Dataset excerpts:
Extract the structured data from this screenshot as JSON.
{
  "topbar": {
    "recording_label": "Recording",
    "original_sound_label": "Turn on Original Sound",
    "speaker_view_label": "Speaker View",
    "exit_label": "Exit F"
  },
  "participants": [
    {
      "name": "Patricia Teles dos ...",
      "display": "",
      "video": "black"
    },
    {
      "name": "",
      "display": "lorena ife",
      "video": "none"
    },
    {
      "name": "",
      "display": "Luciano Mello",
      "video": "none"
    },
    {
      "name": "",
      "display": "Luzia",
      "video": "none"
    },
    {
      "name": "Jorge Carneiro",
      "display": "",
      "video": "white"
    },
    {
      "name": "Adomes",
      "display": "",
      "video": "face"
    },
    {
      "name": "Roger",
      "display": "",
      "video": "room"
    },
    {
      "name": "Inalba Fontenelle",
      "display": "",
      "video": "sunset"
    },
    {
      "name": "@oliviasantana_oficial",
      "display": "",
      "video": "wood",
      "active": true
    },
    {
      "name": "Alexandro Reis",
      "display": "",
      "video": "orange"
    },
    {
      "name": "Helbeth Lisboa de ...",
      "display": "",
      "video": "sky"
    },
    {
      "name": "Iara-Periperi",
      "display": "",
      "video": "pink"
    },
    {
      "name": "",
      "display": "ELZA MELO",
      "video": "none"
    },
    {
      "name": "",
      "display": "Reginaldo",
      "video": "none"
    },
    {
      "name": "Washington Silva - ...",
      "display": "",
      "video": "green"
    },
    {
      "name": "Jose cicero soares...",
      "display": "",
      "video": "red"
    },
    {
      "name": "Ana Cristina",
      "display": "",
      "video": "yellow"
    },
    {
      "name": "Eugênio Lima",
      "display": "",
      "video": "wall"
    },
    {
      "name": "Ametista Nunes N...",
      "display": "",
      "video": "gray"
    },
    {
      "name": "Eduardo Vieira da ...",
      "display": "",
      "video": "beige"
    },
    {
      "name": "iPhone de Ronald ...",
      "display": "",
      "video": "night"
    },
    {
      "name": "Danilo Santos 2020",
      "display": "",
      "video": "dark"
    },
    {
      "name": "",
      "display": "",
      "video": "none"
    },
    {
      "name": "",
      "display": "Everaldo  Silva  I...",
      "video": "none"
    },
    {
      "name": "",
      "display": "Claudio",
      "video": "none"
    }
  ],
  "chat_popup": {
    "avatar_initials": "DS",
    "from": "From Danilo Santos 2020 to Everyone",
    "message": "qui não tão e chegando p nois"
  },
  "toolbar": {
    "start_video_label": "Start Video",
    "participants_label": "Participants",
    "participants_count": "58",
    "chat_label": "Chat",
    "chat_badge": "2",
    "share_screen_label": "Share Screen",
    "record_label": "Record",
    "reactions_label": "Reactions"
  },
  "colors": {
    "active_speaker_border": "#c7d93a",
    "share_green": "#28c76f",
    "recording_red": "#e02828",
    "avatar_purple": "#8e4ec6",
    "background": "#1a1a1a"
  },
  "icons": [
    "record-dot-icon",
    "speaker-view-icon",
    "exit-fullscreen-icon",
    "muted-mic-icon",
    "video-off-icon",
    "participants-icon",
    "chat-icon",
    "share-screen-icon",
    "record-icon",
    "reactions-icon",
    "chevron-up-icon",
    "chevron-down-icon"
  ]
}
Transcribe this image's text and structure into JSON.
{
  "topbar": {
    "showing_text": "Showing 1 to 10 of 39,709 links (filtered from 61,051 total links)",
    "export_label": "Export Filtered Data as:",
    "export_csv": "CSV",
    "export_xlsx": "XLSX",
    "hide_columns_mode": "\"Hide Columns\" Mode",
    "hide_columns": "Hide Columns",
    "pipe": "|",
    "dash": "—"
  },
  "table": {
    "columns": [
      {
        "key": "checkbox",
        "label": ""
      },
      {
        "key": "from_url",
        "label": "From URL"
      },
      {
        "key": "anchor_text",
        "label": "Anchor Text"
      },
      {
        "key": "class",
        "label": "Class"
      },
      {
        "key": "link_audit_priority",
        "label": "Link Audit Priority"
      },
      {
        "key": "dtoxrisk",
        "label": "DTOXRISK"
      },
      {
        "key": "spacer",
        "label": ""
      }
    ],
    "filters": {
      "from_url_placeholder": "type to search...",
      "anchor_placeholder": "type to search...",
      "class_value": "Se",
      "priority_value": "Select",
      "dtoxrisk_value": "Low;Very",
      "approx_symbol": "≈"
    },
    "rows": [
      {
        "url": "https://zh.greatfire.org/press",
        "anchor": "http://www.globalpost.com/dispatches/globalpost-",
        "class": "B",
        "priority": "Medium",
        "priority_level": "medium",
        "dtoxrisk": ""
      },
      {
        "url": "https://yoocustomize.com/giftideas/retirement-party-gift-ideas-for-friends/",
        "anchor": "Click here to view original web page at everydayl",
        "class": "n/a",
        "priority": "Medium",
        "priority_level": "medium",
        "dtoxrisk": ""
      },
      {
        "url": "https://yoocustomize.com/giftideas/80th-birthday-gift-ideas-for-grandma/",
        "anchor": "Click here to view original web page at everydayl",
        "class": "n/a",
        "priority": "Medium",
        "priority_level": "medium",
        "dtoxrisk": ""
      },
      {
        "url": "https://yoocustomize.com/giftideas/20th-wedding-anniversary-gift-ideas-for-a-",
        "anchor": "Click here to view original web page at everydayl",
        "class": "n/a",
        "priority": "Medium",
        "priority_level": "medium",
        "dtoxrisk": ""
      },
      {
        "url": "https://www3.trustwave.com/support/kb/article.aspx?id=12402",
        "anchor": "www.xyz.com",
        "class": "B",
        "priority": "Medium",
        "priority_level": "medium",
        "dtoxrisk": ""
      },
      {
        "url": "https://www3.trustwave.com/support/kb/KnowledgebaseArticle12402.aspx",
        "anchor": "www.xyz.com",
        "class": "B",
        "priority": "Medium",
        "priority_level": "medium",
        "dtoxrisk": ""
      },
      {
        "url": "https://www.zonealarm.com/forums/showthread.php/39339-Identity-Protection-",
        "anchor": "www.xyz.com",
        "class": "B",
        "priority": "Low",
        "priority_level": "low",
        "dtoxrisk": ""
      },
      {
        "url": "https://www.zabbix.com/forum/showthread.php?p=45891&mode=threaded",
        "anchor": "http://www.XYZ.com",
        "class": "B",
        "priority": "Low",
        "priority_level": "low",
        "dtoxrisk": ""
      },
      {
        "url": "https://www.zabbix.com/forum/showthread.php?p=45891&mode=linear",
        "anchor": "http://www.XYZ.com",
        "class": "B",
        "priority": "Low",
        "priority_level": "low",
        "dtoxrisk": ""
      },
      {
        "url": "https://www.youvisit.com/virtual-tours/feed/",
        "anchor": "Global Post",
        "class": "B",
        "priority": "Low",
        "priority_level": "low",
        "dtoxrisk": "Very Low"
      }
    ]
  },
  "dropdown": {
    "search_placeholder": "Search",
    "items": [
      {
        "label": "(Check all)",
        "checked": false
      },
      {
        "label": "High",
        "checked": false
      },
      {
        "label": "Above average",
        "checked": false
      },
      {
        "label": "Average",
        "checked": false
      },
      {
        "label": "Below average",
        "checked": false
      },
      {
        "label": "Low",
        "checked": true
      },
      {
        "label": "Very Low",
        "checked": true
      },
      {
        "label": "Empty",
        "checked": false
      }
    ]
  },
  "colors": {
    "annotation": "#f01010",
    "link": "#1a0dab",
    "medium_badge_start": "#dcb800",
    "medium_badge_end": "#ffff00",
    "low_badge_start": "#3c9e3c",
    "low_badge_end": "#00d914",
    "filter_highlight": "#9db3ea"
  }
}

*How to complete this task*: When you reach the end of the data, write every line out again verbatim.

*Response to the task*:
Extract the structured data from this screenshot as JSON.
{
  "topbar": {
    "recording_label": "Recording",
    "original_sound_label": "Turn on Original Sound",
    "speaker_view_label": "Speaker View",
    "exit_label": "Exit F"
  },
  "participants": [
    {
      "name": "Patricia Teles dos ...",
      "display": "",
      "video": "black"
    },
    {
      "name": "",
      "display": "lorena ife",
      "video": "none"
    },
    {
      "name": "",
      "display": "Luciano Mello",
      "video": "none"
    },
    {
      "name": "",
      "display": "Luzia",
      "video": "none"
    },
    {
      "name": "Jorge Carneiro",
      "display": "",
      "video": "white"
    },
    {
      "name": "Adomes",
      "display": "",
      "video": "face"
    },
    {
      "name": "Roger",
      "display": "",
      "video": "room"
    },
    {
      "name": "Inalba Fontenelle",
      "display": "",
      "video": "sunset"
    },
    {
      "name": "@oliviasantana_oficial",
      "display": "",
      "video": "wood",
      "active": true
    },
    {
      "name": "Alexandro Reis",
      "display": "",
      "video": "orange"
    },
    {
      "name": "Helbeth Lisboa de ...",
      "display": "",
      "video": "sky"
    },
    {
      "name": "Iara-Periperi",
      "display": "",
      "video": "pink"
    },
    {
      "name": "",
      "display": "ELZA MELO",
      "video": "none"
    },
    {
      "name": "",
      "display": "Reginaldo",
      "video": "none"
    },
    {
      "name": "Washington Silva - ...",
      "display": "",
      "video": "green"
    },
    {
      "name": "Jose cicero soares...",
      "display": "",
      "video": "red"
    },
    {
      "name": "Ana Cristina",
      "display": "",
      "video": "yellow"
    },
    {
      "name": "Eugênio Lima",
      "display": "",
      "video": "wall"
    },
    {
      "name": "Ametista Nunes N...",
      "display": "",
      "video": "gray"
    },
    {
      "name": "Eduardo Vieira da ...",
      "display": "",
      "video": "beige"
    },
    {
      "name": "iPhone de Ronald ...",
      "display": "",
      "video": "night"
    },
    {
      "name": "Danilo Santos 2020",
      "display": "",
      "video": "dark"
    },
    {
      "name": "",
      "display": "",
      "video": "none"
    },
    {
      "name": "",
      "display": "Everaldo  Silva  I...",
      "video": "none"
    },
    {
      "name": "",
      "display": "Claudio",
      "video": "none"
    }
  ],
  "chat_popup": {
    "avatar_initials": "DS",
    "from": "From Danilo Santos 2020 to Everyone",
    "message": "qui não tão e chegando p nois"
  },
  "toolbar": {
    "start_video_label": "Start Video",
    "participants_label": "Participants",
    "participants_count": "58",
    "chat_label": "Chat",
    "chat_badge": "2",
    "share_screen_label": "Share Screen",
    "record_label": "Record",
    "reactions_label": "Reactions"
  },
  "colors": {
    "active_speaker_border": "#c7d93a",
    "share_green": "#28c76f",
    "recording_red": "#e02828",
    "avatar_purple": "#8e4ec6",
    "background": "#1a1a1a"
  },
  "icons": [
    "record-dot-icon",
    "speaker-view-icon",
    "exit-fullscreen-icon",
    "muted-mic-icon",
    "video-off-icon",
    "participants-icon",
    "chat-icon",
    "share-screen-icon",
    "record-icon",
    "reactions-icon",
    "chevron-up-icon",
    "chevron-down-icon"
  ]
}
Transcribe this image's text and structure into JSON.
{
  "topbar": {
    "showing_text": "Showing 1 to 10 of 39,709 links (filtered from 61,051 total links)",
    "export_label": "Export Filtered Data as:",
    "export_csv": "CSV",
    "export_xlsx": "XLSX",
    "hide_columns_mode": "\"Hide Columns\" Mode",
    "hide_columns": "Hide Columns",
    "pipe": "|",
    "dash": "—"
  },
  "table": {
    "columns": [
      {
        "key": "checkbox",
        "label": ""
      },
      {
        "key": "from_url",
        "label": "From URL"
      },
      {
        "key": "anchor_text",
        "label": "Anchor Text"
      },
      {
        "key": "class",
        "label": "Class"
      },
      {
        "key": "link_audit_priority",
        "label": "Link Audit Priority"
      },
      {
        "key": "dtoxrisk",
        "label": "DTOXRISK"
      },
      {
        "key": "spacer",
        "label": ""
      }
    ],
    "filters": {
      "from_url_placeholder": "type to search...",
      "anchor_placeholder": "type to search...",
      "class_value": "Se",
      "priority_value": "Select",
      "dtoxrisk_value": "Low;Very",
      "approx_symbol": "≈"
    },
    "rows": [
      {
        "url": "https://zh.greatfire.org/press",
        "anchor": "http://www.globalpost.com/dispatches/globalpost-",
        "class": "B",
        "priority": "Medium",
        "priority_level": "medium",
        "dtoxrisk": ""
      },
      {
        "url": "https://yoocustomize.com/giftideas/retirement-party-gift-ideas-for-friends/",
        "anchor": "Click here to view original web page at everydayl",
        "class": "n/a",
        "priority": "Medium",
        "priority_level": "medium",
        "dtoxrisk": ""
      },
      {
        "url": "https://yoocustomize.com/giftideas/80th-birthday-gift-ideas-for-grandma/",
        "anchor": "Click here to view original web page at everydayl",
        "class": "n/a",
        "priority": "Medium",
        "priority_level": "medium",
        "dtoxrisk": ""
      },
      {
        "url": "https://yoocustomize.com/giftideas/20th-wedding-anniversary-gift-ideas-for-a-",
        "anchor": "Click here to view original web page at everydayl",
        "class": "n/a",
        "priority": "Medium",
        "priority_level": "medium",
        "dtoxrisk": ""
      },
      {
        "url": "https://www3.trustwave.com/support/kb/article.aspx?id=12402",
        "anchor": "www.xyz.com",
        "class": "B",
        "priority": "Medium",
        "priority_level": "medium",
        "dtoxrisk": ""
      },
      {
        "url": "https://www3.trustwave.com/support/kb/KnowledgebaseArticle12402.aspx",
        "anchor": "www.xyz.com",
        "class": "B",
        "priority": "Medium",
        "priority_level": "medium",
        "dtoxrisk": ""
      },
      {
        "url": "https://www.zonealarm.com/forums/showthread.php/39339-Identity-Protection-",
        "anchor": "www.xyz.com",
        "class": "B",
        "priority": "Low",
        "priority_level": "low",
        "dtoxrisk": ""
      },
      {
        "url": "https://www.zabbix.com/forum/showthread.php?p=45891&mode=threaded",
        "anchor": "http://www.XYZ.com",
        "class": "B",
        "priority": "Low",
        "priority_level": "low",
        "dtoxrisk": ""
      },
      {
        "url": "https://www.zabbix.com/forum/showthread.php?p=45891&mode=linear",
        "anchor": "http://www.XYZ.com",
        "class": "B",
        "priority": "Low",
        "priority_level": "low",
        "dtoxrisk": ""
      },
      {
        "url": "https://www.youvisit.com/virtual-tours/feed/",
        "anchor": "Global Post",
        "class": "B",
        "priority": "Low",
        "priority_level": "low",
        "dtoxrisk": "Very Low"
      }
    ]
  },
  "dropdown": {
    "search_placeholder": "Search",
    "items": [
      {
        "label": "(Check all)",
        "checked": false
      },
      {
        "label": "High",
        "checked": false
      },
      {
        "label": "Above average",
        "checked": false
      },
      {
        "label": "Average",
        "checked": false
      },
      {
        "label": "Below average",
        "checked": false
      },
      {
        "label": "Low",
        "checked": true
      },
      {
        "label": "Very Low",
        "checked": true
      },
      {
        "label": "Empty",
        "checked": false
      }
    ]
  },
  "colors": {
    "annotation": "#f01010",
    "link": "#1a0dab",
    "medium_badge_start": "#dcb800",
    "medium_badge_end": "#ffff00",
    "low_badge_start": "#3c9e3c",
    "low_badge_end": "#00d914",
    "filter_highlight": "#9db3ea"
  }
}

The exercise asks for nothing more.